REQUIRED WORK = With every picture left out, restate the listing below exactly as written.
INPUT DATA below:
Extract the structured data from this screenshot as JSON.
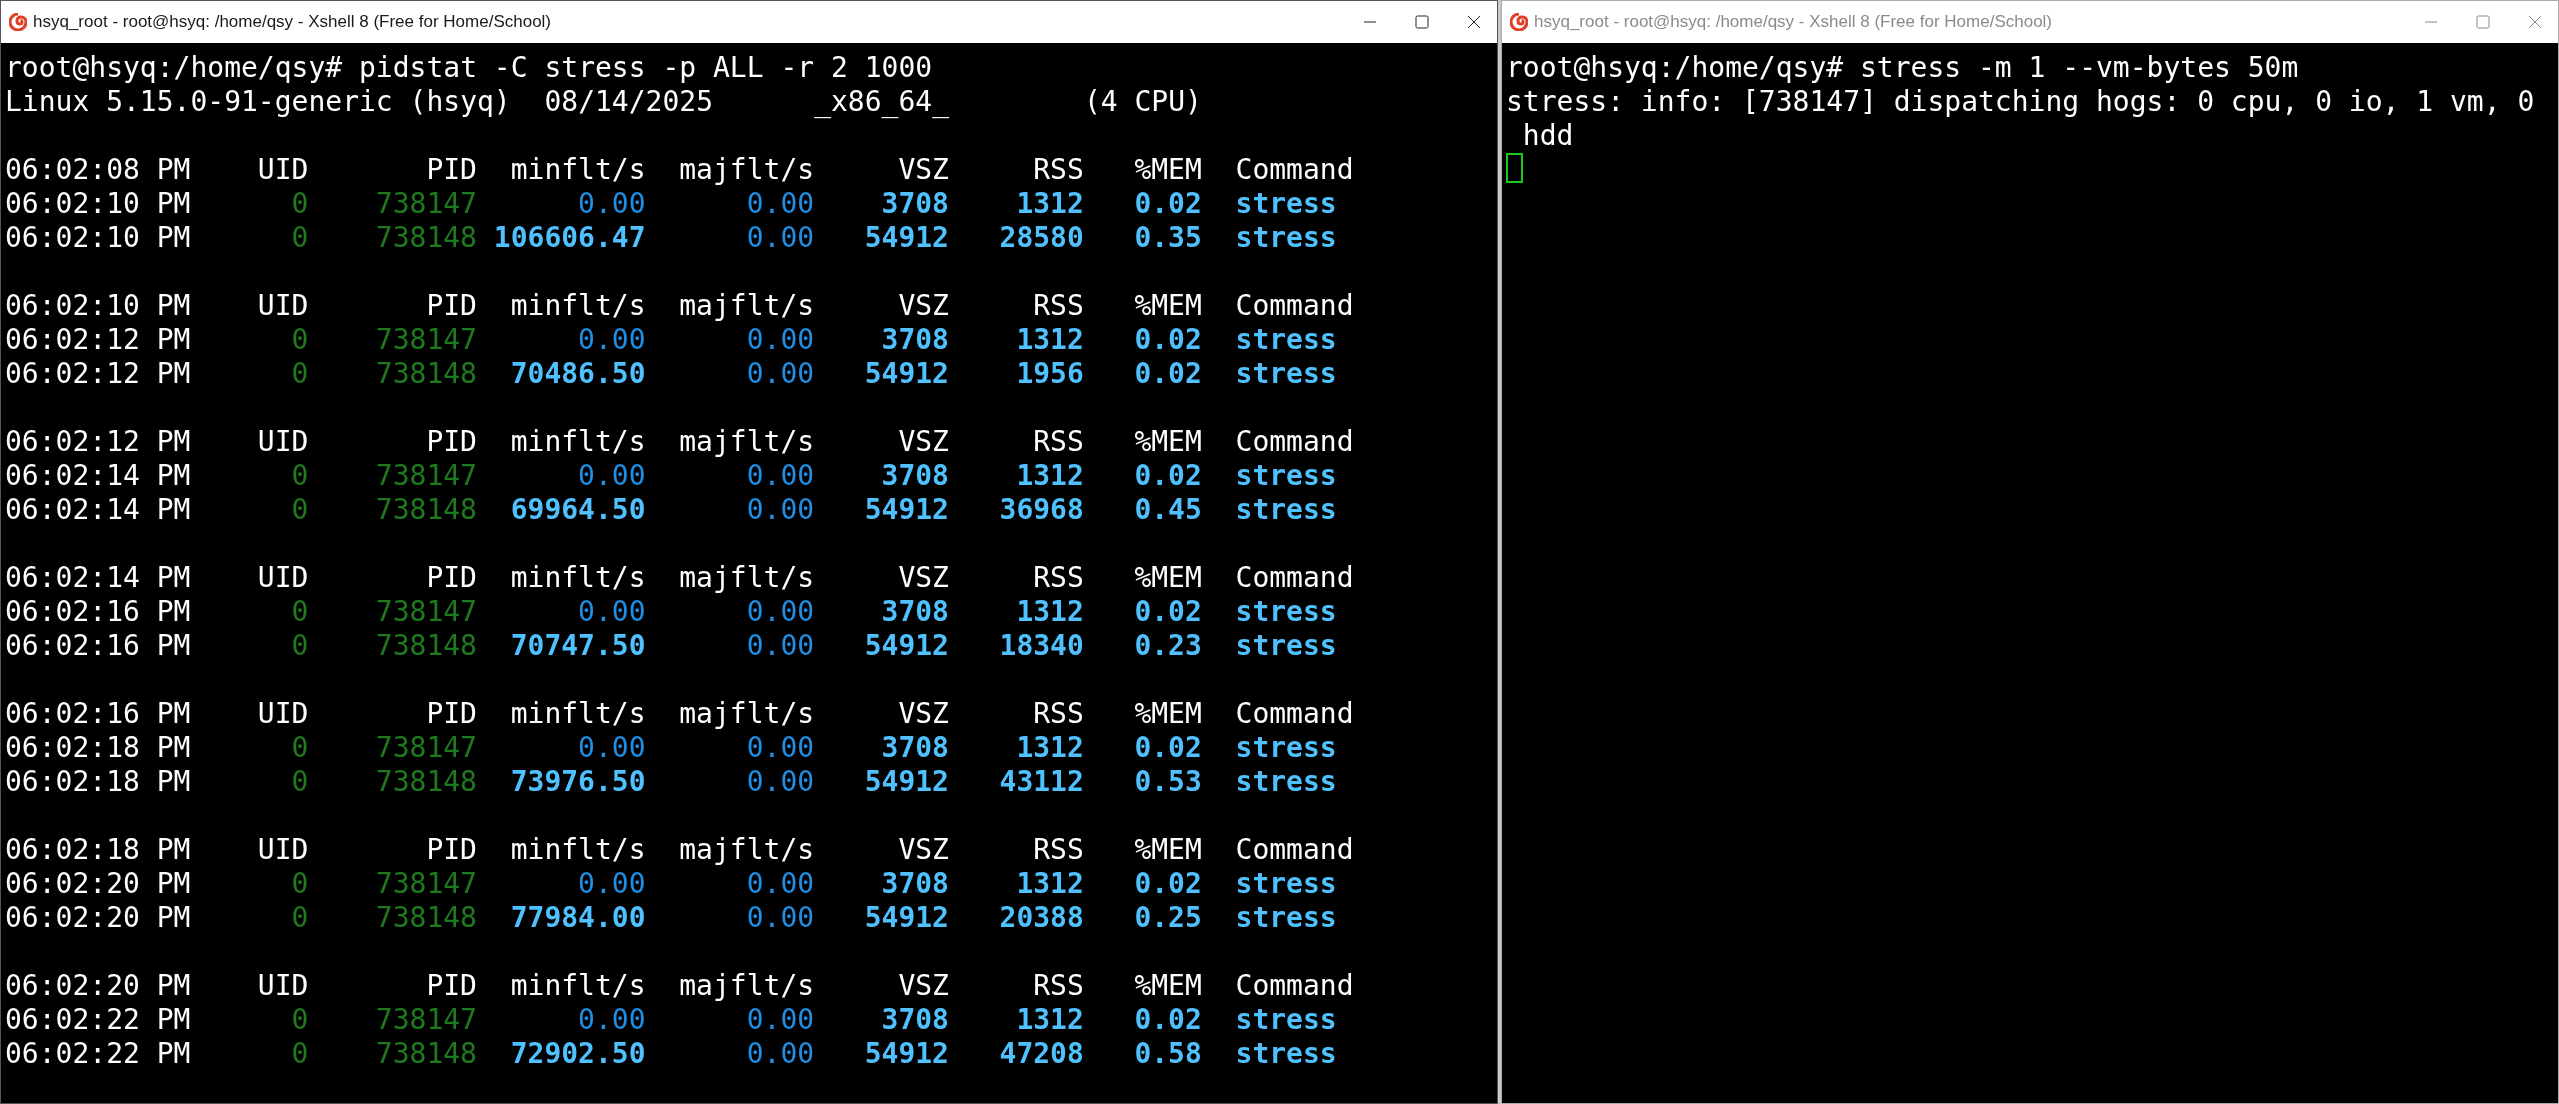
{
  "windows": [
    {
      "title": "hsyq_root - root@hsyq: /home/qsy - Xshell 8 (Free for Home/School)",
      "active": true,
      "terminal": {
        "lines": [
          "root@hsyq:/home/qsy# pidstat -C stress -p ALL -r 2 1000",
          "Linux 5.15.0-91-generic (hsyq)  08/14/2025      _x86_64_        (4 CPU)"
        ],
        "blocks": [
          {
            "time": "06:02:08 PM",
            "columns": [
              "UID",
              "PID",
              "minflt/s",
              "majflt/s",
              "VSZ",
              "RSS",
              "%MEM",
              "Command"
            ],
            "rows": [
              {
                "time": "06:02:10 PM",
                "uid": "0",
                "pid": "738147",
                "minflt": "0.00",
                "minflt_bold": false,
                "majflt": "0.00",
                "vsz": "3708",
                "rss": "1312",
                "mem": "0.02",
                "command": "stress"
              },
              {
                "time": "06:02:10 PM",
                "uid": "0",
                "pid": "738148",
                "minflt": "106606.47",
                "minflt_bold": true,
                "majflt": "0.00",
                "vsz": "54912",
                "rss": "28580",
                "mem": "0.35",
                "command": "stress"
              }
            ]
          },
          {
            "time": "06:02:10 PM",
            "columns": [
              "UID",
              "PID",
              "minflt/s",
              "majflt/s",
              "VSZ",
              "RSS",
              "%MEM",
              "Command"
            ],
            "rows": [
              {
                "time": "06:02:12 PM",
                "uid": "0",
                "pid": "738147",
                "minflt": "0.00",
                "minflt_bold": false,
                "majflt": "0.00",
                "vsz": "3708",
                "rss": "1312",
                "mem": "0.02",
                "command": "stress"
              },
              {
                "time": "06:02:12 PM",
                "uid": "0",
                "pid": "738148",
                "minflt": "70486.50",
                "minflt_bold": true,
                "majflt": "0.00",
                "vsz": "54912",
                "rss": "1956",
                "mem": "0.02",
                "command": "stress"
              }
            ]
          },
          {
            "time": "06:02:12 PM",
            "columns": [
              "UID",
              "PID",
              "minflt/s",
              "majflt/s",
              "VSZ",
              "RSS",
              "%MEM",
              "Command"
            ],
            "rows": [
              {
                "time": "06:02:14 PM",
                "uid": "0",
                "pid": "738147",
                "minflt": "0.00",
                "minflt_bold": false,
                "majflt": "0.00",
                "vsz": "3708",
                "rss": "1312",
                "mem": "0.02",
                "command": "stress"
              },
              {
                "time": "06:02:14 PM",
                "uid": "0",
                "pid": "738148",
                "minflt": "69964.50",
                "minflt_bold": true,
                "majflt": "0.00",
                "vsz": "54912",
                "rss": "36968",
                "mem": "0.45",
                "command": "stress"
              }
            ]
          },
          {
            "time": "06:02:14 PM",
            "columns": [
              "UID",
              "PID",
              "minflt/s",
              "majflt/s",
              "VSZ",
              "RSS",
              "%MEM",
              "Command"
            ],
            "rows": [
              {
                "time": "06:02:16 PM",
                "uid": "0",
                "pid": "738147",
                "minflt": "0.00",
                "minflt_bold": false,
                "majflt": "0.00",
                "vsz": "3708",
                "rss": "1312",
                "mem": "0.02",
                "command": "stress"
              },
              {
                "time": "06:02:16 PM",
                "uid": "0",
                "pid": "738148",
                "minflt": "70747.50",
                "minflt_bold": true,
                "majflt": "0.00",
                "vsz": "54912",
                "rss": "18340",
                "mem": "0.23",
                "command": "stress"
              }
            ]
          },
          {
            "time": "06:02:16 PM",
            "columns": [
              "UID",
              "PID",
              "minflt/s",
              "majflt/s",
              "VSZ",
              "RSS",
              "%MEM",
              "Command"
            ],
            "rows": [
              {
                "time": "06:02:18 PM",
                "uid": "0",
                "pid": "738147",
                "minflt": "0.00",
                "minflt_bold": false,
                "majflt": "0.00",
                "vsz": "3708",
                "rss": "1312",
                "mem": "0.02",
                "command": "stress"
              },
              {
                "time": "06:02:18 PM",
                "uid": "0",
                "pid": "738148",
                "minflt": "73976.50",
                "minflt_bold": true,
                "majflt": "0.00",
                "vsz": "54912",
                "rss": "43112",
                "mem": "0.53",
                "command": "stress"
              }
            ]
          },
          {
            "time": "06:02:18 PM",
            "columns": [
              "UID",
              "PID",
              "minflt/s",
              "majflt/s",
              "VSZ",
              "RSS",
              "%MEM",
              "Command"
            ],
            "rows": [
              {
                "time": "06:02:20 PM",
                "uid": "0",
                "pid": "738147",
                "minflt": "0.00",
                "minflt_bold": false,
                "majflt": "0.00",
                "vsz": "3708",
                "rss": "1312",
                "mem": "0.02",
                "command": "stress"
              },
              {
                "time": "06:02:20 PM",
                "uid": "0",
                "pid": "738148",
                "minflt": "77984.00",
                "minflt_bold": true,
                "majflt": "0.00",
                "vsz": "54912",
                "rss": "20388",
                "mem": "0.25",
                "command": "stress"
              }
            ]
          },
          {
            "time": "06:02:20 PM",
            "columns": [
              "UID",
              "PID",
              "minflt/s",
              "majflt/s",
              "VSZ",
              "RSS",
              "%MEM",
              "Command"
            ],
            "rows": [
              {
                "time": "06:02:22 PM",
                "uid": "0",
                "pid": "738147",
                "minflt": "0.00",
                "minflt_bold": false,
                "majflt": "0.00",
                "vsz": "3708",
                "rss": "1312",
                "mem": "0.02",
                "command": "stress"
              },
              {
                "time": "06:02:22 PM",
                "uid": "0",
                "pid": "738148",
                "minflt": "72902.50",
                "minflt_bold": true,
                "majflt": "0.00",
                "vsz": "54912",
                "rss": "47208",
                "mem": "0.58",
                "command": "stress"
              }
            ]
          }
        ],
        "cursor": false
      }
    },
    {
      "title": "hsyq_root - root@hsyq: /home/qsy - Xshell 8 (Free for Home/School)",
      "active": false,
      "terminal": {
        "lines": [
          "root@hsyq:/home/qsy# stress -m 1 --vm-bytes 50m",
          "stress: info: [738147] dispatching hogs: 0 cpu, 0 io, 1 vm, 0",
          " hdd"
        ],
        "cursor": true
      }
    }
  ]
}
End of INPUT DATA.
EXERCISE ANSWER =
Extract the structured data from this screenshot as JSON.
{
  "windows": [
    {
      "title": "hsyq_root - root@hsyq: /home/qsy - Xshell 8 (Free for Home/School)",
      "active": true,
      "terminal": {
        "lines": [
          "root@hsyq:/home/qsy# pidstat -C stress -p ALL -r 2 1000",
          "Linux 5.15.0-91-generic (hsyq)  08/14/2025      _x86_64_        (4 CPU)"
        ],
        "blocks": [
          {
            "time": "06:02:08 PM",
            "columns": [
              "UID",
              "PID",
              "minflt/s",
              "majflt/s",
              "VSZ",
              "RSS",
              "%MEM",
              "Command"
            ],
            "rows": [
              {
                "time": "06:02:10 PM",
                "uid": "0",
                "pid": "738147",
                "minflt": "0.00",
                "minflt_bold": false,
                "majflt": "0.00",
                "vsz": "3708",
                "rss": "1312",
                "mem": "0.02",
                "command": "stress"
              },
              {
                "time": "06:02:10 PM",
                "uid": "0",
                "pid": "738148",
                "minflt": "106606.47",
                "minflt_bold": true,
                "majflt": "0.00",
                "vsz": "54912",
                "rss": "28580",
                "mem": "0.35",
                "command": "stress"
              }
            ]
          },
          {
            "time": "06:02:10 PM",
            "columns": [
              "UID",
              "PID",
              "minflt/s",
              "majflt/s",
              "VSZ",
              "RSS",
              "%MEM",
              "Command"
            ],
            "rows": [
              {
                "time": "06:02:12 PM",
                "uid": "0",
                "pid": "738147",
                "minflt": "0.00",
                "minflt_bold": false,
                "majflt": "0.00",
                "vsz": "3708",
                "rss": "1312",
                "mem": "0.02",
                "command": "stress"
              },
              {
                "time": "06:02:12 PM",
                "uid": "0",
                "pid": "738148",
                "minflt": "70486.50",
                "minflt_bold": true,
                "majflt": "0.00",
                "vsz": "54912",
                "rss": "1956",
                "mem": "0.02",
                "command": "stress"
              }
            ]
          },
          {
            "time": "06:02:12 PM",
            "columns": [
              "UID",
              "PID",
              "minflt/s",
              "majflt/s",
              "VSZ",
              "RSS",
              "%MEM",
              "Command"
            ],
            "rows": [
              {
                "time": "06:02:14 PM",
                "uid": "0",
                "pid": "738147",
                "minflt": "0.00",
                "minflt_bold": false,
                "majflt": "0.00",
                "vsz": "3708",
                "rss": "1312",
                "mem": "0.02",
                "command": "stress"
              },
              {
                "time": "06:02:14 PM",
                "uid": "0",
                "pid": "738148",
                "minflt": "69964.50",
                "minflt_bold": true,
                "majflt": "0.00",
                "vsz": "54912",
                "rss": "36968",
                "mem": "0.45",
                "command": "stress"
              }
            ]
          },
          {
            "time": "06:02:14 PM",
            "columns": [
              "UID",
              "PID",
              "minflt/s",
              "majflt/s",
              "VSZ",
              "RSS",
              "%MEM",
              "Command"
            ],
            "rows": [
              {
                "time": "06:02:16 PM",
                "uid": "0",
                "pid": "738147",
                "minflt": "0.00",
                "minflt_bold": false,
                "majflt": "0.00",
                "vsz": "3708",
                "rss": "1312",
                "mem": "0.02",
                "command": "stress"
              },
              {
                "time": "06:02:16 PM",
                "uid": "0",
                "pid": "738148",
                "minflt": "70747.50",
                "minflt_bold": true,
                "majflt": "0.00",
                "vsz": "54912",
                "rss": "18340",
                "mem": "0.23",
                "command": "stress"
              }
            ]
          },
          {
            "time": "06:02:16 PM",
            "columns": [
              "UID",
              "PID",
              "minflt/s",
              "majflt/s",
              "VSZ",
              "RSS",
              "%MEM",
              "Command"
            ],
            "rows": [
              {
                "time": "06:02:18 PM",
                "uid": "0",
                "pid": "738147",
                "minflt": "0.00",
                "minflt_bold": false,
                "majflt": "0.00",
                "vsz": "3708",
                "rss": "1312",
                "mem": "0.02",
                "command": "stress"
              },
              {
                "time": "06:02:18 PM",
                "uid": "0",
                "pid": "738148",
                "minflt": "73976.50",
                "minflt_bold": true,
                "majflt": "0.00",
                "vsz": "54912",
                "rss": "43112",
                "mem": "0.53",
                "command": "stress"
              }
            ]
          },
          {
            "time": "06:02:18 PM",
            "columns": [
              "UID",
              "PID",
              "minflt/s",
              "majflt/s",
              "VSZ",
              "RSS",
              "%MEM",
              "Command"
            ],
            "rows": [
              {
                "time": "06:02:20 PM",
                "uid": "0",
                "pid": "738147",
                "minflt": "0.00",
                "minflt_bold": false,
                "majflt": "0.00",
                "vsz": "3708",
                "rss": "1312",
                "mem": "0.02",
                "command": "stress"
              },
              {
                "time": "06:02:20 PM",
                "uid": "0",
                "pid": "738148",
                "minflt": "77984.00",
                "minflt_bold": true,
                "majflt": "0.00",
                "vsz": "54912",
                "rss": "20388",
                "mem": "0.25",
                "command": "stress"
              }
            ]
          },
          {
            "time": "06:02:20 PM",
            "columns": [
              "UID",
              "PID",
              "minflt/s",
              "majflt/s",
              "VSZ",
              "RSS",
              "%MEM",
              "Command"
            ],
            "rows": [
              {
                "time": "06:02:22 PM",
                "uid": "0",
                "pid": "738147",
                "minflt": "0.00",
                "minflt_bold": false,
                "majflt": "0.00",
                "vsz": "3708",
                "rss": "1312",
                "mem": "0.02",
                "command": "stress"
              },
              {
                "time": "06:02:22 PM",
                "uid": "0",
                "pid": "738148",
                "minflt": "72902.50",
                "minflt_bold": true,
                "majflt": "0.00",
                "vsz": "54912",
                "rss": "47208",
                "mem": "0.58",
                "command": "stress"
              }
            ]
          }
        ],
        "cursor": false
      }
    },
    {
      "title": "hsyq_root - root@hsyq: /home/qsy - Xshell 8 (Free for Home/School)",
      "active": false,
      "terminal": {
        "lines": [
          "root@hsyq:/home/qsy# stress -m 1 --vm-bytes 50m",
          "stress: info: [738147] dispatching hogs: 0 cpu, 0 io, 1 vm, 0",
          " hdd"
        ],
        "cursor": true
      }
    }
  ]
}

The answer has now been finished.